Your assignment:
Could you repeat the records shown below exactly as written?

App and web page records:
*** Block opens ***
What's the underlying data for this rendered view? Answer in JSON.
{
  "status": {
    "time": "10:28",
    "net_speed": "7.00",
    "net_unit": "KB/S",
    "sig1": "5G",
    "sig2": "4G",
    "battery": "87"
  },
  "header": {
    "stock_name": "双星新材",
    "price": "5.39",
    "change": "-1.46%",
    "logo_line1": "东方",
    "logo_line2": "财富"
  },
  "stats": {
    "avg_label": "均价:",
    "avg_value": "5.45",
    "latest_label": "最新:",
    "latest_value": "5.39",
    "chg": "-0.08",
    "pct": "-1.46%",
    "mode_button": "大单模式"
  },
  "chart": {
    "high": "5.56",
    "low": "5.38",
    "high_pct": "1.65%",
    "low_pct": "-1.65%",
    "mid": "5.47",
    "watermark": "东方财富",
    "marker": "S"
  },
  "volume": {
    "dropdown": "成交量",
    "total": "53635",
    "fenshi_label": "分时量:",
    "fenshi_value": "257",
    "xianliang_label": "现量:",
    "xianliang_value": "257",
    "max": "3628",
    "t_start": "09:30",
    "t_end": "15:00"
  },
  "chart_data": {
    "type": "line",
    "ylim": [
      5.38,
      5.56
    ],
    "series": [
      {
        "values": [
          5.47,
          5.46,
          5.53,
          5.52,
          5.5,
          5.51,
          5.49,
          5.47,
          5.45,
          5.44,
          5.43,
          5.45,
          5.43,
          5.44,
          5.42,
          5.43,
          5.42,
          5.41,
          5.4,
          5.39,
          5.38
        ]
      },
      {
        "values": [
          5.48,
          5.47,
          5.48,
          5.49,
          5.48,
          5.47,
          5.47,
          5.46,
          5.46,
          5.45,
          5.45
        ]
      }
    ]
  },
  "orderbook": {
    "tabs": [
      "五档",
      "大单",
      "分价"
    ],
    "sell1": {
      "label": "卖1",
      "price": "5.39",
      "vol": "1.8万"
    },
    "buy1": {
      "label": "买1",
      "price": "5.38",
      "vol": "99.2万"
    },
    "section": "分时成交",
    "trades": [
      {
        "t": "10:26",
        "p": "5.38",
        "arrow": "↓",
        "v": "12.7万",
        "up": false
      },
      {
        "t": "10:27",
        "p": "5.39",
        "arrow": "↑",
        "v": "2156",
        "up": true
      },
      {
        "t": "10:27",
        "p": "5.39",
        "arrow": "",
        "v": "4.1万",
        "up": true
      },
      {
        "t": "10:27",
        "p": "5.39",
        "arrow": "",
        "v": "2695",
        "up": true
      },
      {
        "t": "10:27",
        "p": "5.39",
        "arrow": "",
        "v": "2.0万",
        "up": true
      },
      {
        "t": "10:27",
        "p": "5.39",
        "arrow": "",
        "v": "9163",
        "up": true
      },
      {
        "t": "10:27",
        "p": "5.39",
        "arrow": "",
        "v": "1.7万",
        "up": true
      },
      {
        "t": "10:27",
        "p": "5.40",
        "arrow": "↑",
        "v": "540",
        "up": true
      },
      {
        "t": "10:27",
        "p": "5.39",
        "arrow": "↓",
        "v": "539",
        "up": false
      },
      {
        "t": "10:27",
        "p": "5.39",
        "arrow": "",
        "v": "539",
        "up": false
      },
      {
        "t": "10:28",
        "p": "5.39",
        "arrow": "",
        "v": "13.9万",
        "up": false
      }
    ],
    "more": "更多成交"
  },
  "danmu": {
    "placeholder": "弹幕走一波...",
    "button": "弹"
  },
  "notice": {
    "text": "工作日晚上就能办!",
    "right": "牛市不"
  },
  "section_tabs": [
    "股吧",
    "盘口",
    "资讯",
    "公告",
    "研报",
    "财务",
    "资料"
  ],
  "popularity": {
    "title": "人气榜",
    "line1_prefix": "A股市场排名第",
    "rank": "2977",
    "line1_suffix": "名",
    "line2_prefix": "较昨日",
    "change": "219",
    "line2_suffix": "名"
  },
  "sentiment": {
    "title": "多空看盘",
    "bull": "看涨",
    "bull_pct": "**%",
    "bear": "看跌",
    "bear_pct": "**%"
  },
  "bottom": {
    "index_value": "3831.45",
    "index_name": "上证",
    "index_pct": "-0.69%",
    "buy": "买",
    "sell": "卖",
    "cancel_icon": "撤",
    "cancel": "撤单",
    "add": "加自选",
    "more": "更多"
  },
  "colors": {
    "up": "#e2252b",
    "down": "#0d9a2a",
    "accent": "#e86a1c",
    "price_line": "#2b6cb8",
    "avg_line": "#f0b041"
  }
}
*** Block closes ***
Exercise answer:
What's the underlying data for this rendered view? Answer in JSON.
{
  "status": {
    "time": "10:28",
    "net_speed": "7.00",
    "net_unit": "KB/S",
    "sig1": "5G",
    "sig2": "4G",
    "battery": "87"
  },
  "header": {
    "stock_name": "双星新材",
    "price": "5.39",
    "change": "-1.46%",
    "logo_line1": "东方",
    "logo_line2": "财富"
  },
  "stats": {
    "avg_label": "均价:",
    "avg_value": "5.45",
    "latest_label": "最新:",
    "latest_value": "5.39",
    "chg": "-0.08",
    "pct": "-1.46%",
    "mode_button": "大单模式"
  },
  "chart": {
    "high": "5.56",
    "low": "5.38",
    "high_pct": "1.65%",
    "low_pct": "-1.65%",
    "mid": "5.47",
    "watermark": "东方财富",
    "marker": "S"
  },
  "volume": {
    "dropdown": "成交量",
    "total": "53635",
    "fenshi_label": "分时量:",
    "fenshi_value": "257",
    "xianliang_label": "现量:",
    "xianliang_value": "257",
    "max": "3628",
    "t_start": "09:30",
    "t_end": "15:00"
  },
  "chart_data": {
    "type": "line",
    "ylim": [
      5.38,
      5.56
    ],
    "series": [
      {
        "values": [
          5.47,
          5.46,
          5.53,
          5.52,
          5.5,
          5.51,
          5.49,
          5.47,
          5.45,
          5.44,
          5.43,
          5.45,
          5.43,
          5.44,
          5.42,
          5.43,
          5.42,
          5.41,
          5.4,
          5.39,
          5.38
        ]
      },
      {
        "values": [
          5.48,
          5.47,
          5.48,
          5.49,
          5.48,
          5.47,
          5.47,
          5.46,
          5.46,
          5.45,
          5.45
        ]
      }
    ]
  },
  "orderbook": {
    "tabs": [
      "五档",
      "大单",
      "分价"
    ],
    "sell1": {
      "label": "卖1",
      "price": "5.39",
      "vol": "1.8万"
    },
    "buy1": {
      "label": "买1",
      "price": "5.38",
      "vol": "99.2万"
    },
    "section": "分时成交",
    "trades": [
      {
        "t": "10:26",
        "p": "5.38",
        "arrow": "↓",
        "v": "12.7万",
        "up": false
      },
      {
        "t": "10:27",
        "p": "5.39",
        "arrow": "↑",
        "v": "2156",
        "up": true
      },
      {
        "t": "10:27",
        "p": "5.39",
        "arrow": "",
        "v": "4.1万",
        "up": true
      },
      {
        "t": "10:27",
        "p": "5.39",
        "arrow": "",
        "v": "2695",
        "up": true
      },
      {
        "t": "10:27",
        "p": "5.39",
        "arrow": "",
        "v": "2.0万",
        "up": true
      },
      {
        "t": "10:27",
        "p": "5.39",
        "arrow": "",
        "v": "9163",
        "up": true
      },
      {
        "t": "10:27",
        "p": "5.39",
        "arrow": "",
        "v": "1.7万",
        "up": true
      },
      {
        "t": "10:27",
        "p": "5.40",
        "arrow": "↑",
        "v": "540",
        "up": true
      },
      {
        "t": "10:27",
        "p": "5.39",
        "arrow": "↓",
        "v": "539",
        "up": false
      },
      {
        "t": "10:27",
        "p": "5.39",
        "arrow": "",
        "v": "539",
        "up": false
      },
      {
        "t": "10:28",
        "p": "5.39",
        "arrow": "",
        "v": "13.9万",
        "up": false
      }
    ],
    "more": "更多成交"
  },
  "danmu": {
    "placeholder": "弹幕走一波...",
    "button": "弹"
  },
  "notice": {
    "text": "工作日晚上就能办!",
    "right": "牛市不"
  },
  "section_tabs": [
    "股吧",
    "盘口",
    "资讯",
    "公告",
    "研报",
    "财务",
    "资料"
  ],
  "popularity": {
    "title": "人气榜",
    "line1_prefix": "A股市场排名第",
    "rank": "2977",
    "line1_suffix": "名",
    "line2_prefix": "较昨日",
    "change": "219",
    "line2_suffix": "名"
  },
  "sentiment": {
    "title": "多空看盘",
    "bull": "看涨",
    "bull_pct": "**%",
    "bear": "看跌",
    "bear_pct": "**%"
  },
  "bottom": {
    "index_value": "3831.45",
    "index_name": "上证",
    "index_pct": "-0.69%",
    "buy": "买",
    "sell": "卖",
    "cancel_icon": "撤",
    "cancel": "撤单",
    "add": "加自选",
    "more": "更多"
  },
  "colors": {
    "up": "#e2252b",
    "down": "#0d9a2a",
    "accent": "#e86a1c",
    "price_line": "#2b6cb8",
    "avg_line": "#f0b041"
  }
}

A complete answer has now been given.